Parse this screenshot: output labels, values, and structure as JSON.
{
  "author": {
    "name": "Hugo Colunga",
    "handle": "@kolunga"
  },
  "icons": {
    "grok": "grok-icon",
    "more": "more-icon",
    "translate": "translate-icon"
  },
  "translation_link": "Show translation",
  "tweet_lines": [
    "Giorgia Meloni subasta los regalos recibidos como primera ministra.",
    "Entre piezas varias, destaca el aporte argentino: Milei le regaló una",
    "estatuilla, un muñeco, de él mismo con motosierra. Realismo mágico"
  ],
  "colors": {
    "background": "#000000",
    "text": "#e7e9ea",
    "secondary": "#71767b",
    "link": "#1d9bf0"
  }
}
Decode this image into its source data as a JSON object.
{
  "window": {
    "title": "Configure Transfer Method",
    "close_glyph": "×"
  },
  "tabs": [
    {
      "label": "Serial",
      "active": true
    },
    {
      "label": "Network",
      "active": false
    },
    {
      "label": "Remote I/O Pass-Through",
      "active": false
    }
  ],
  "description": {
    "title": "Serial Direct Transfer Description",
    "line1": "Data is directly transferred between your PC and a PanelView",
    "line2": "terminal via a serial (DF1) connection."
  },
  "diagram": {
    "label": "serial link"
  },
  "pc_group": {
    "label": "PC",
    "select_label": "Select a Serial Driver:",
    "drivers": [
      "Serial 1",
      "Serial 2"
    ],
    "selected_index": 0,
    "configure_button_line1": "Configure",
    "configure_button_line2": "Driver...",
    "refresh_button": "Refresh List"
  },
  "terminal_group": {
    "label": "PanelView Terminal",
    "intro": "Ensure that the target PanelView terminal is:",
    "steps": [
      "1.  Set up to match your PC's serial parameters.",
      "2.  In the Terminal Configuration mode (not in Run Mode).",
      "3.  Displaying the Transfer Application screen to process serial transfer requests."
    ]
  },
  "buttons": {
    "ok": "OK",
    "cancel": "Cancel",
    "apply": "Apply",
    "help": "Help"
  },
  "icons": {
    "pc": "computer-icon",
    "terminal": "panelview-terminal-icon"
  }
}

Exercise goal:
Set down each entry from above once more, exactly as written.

Task result:
Parse this screenshot: output labels, values, and structure as JSON.
{
  "author": {
    "name": "Hugo Colunga",
    "handle": "@kolunga"
  },
  "icons": {
    "grok": "grok-icon",
    "more": "more-icon",
    "translate": "translate-icon"
  },
  "translation_link": "Show translation",
  "tweet_lines": [
    "Giorgia Meloni subasta los regalos recibidos como primera ministra.",
    "Entre piezas varias, destaca el aporte argentino: Milei le regaló una",
    "estatuilla, un muñeco, de él mismo con motosierra. Realismo mágico"
  ],
  "colors": {
    "background": "#000000",
    "text": "#e7e9ea",
    "secondary": "#71767b",
    "link": "#1d9bf0"
  }
}
Decode this image into its source data as a JSON object.
{
  "window": {
    "title": "Configure Transfer Method",
    "close_glyph": "×"
  },
  "tabs": [
    {
      "label": "Serial",
      "active": true
    },
    {
      "label": "Network",
      "active": false
    },
    {
      "label": "Remote I/O Pass-Through",
      "active": false
    }
  ],
  "description": {
    "title": "Serial Direct Transfer Description",
    "line1": "Data is directly transferred between your PC and a PanelView",
    "line2": "terminal via a serial (DF1) connection."
  },
  "diagram": {
    "label": "serial link"
  },
  "pc_group": {
    "label": "PC",
    "select_label": "Select a Serial Driver:",
    "drivers": [
      "Serial 1",
      "Serial 2"
    ],
    "selected_index": 0,
    "configure_button_line1": "Configure",
    "configure_button_line2": "Driver...",
    "refresh_button": "Refresh List"
  },
  "terminal_group": {
    "label": "PanelView Terminal",
    "intro": "Ensure that the target PanelView terminal is:",
    "steps": [
      "1.  Set up to match your PC's serial parameters.",
      "2.  In the Terminal Configuration mode (not in Run Mode).",
      "3.  Displaying the Transfer Application screen to process serial transfer requests."
    ]
  },
  "buttons": {
    "ok": "OK",
    "cancel": "Cancel",
    "apply": "Apply",
    "help": "Help"
  },
  "icons": {
    "pc": "computer-icon",
    "terminal": "panelview-terminal-icon"
  }
}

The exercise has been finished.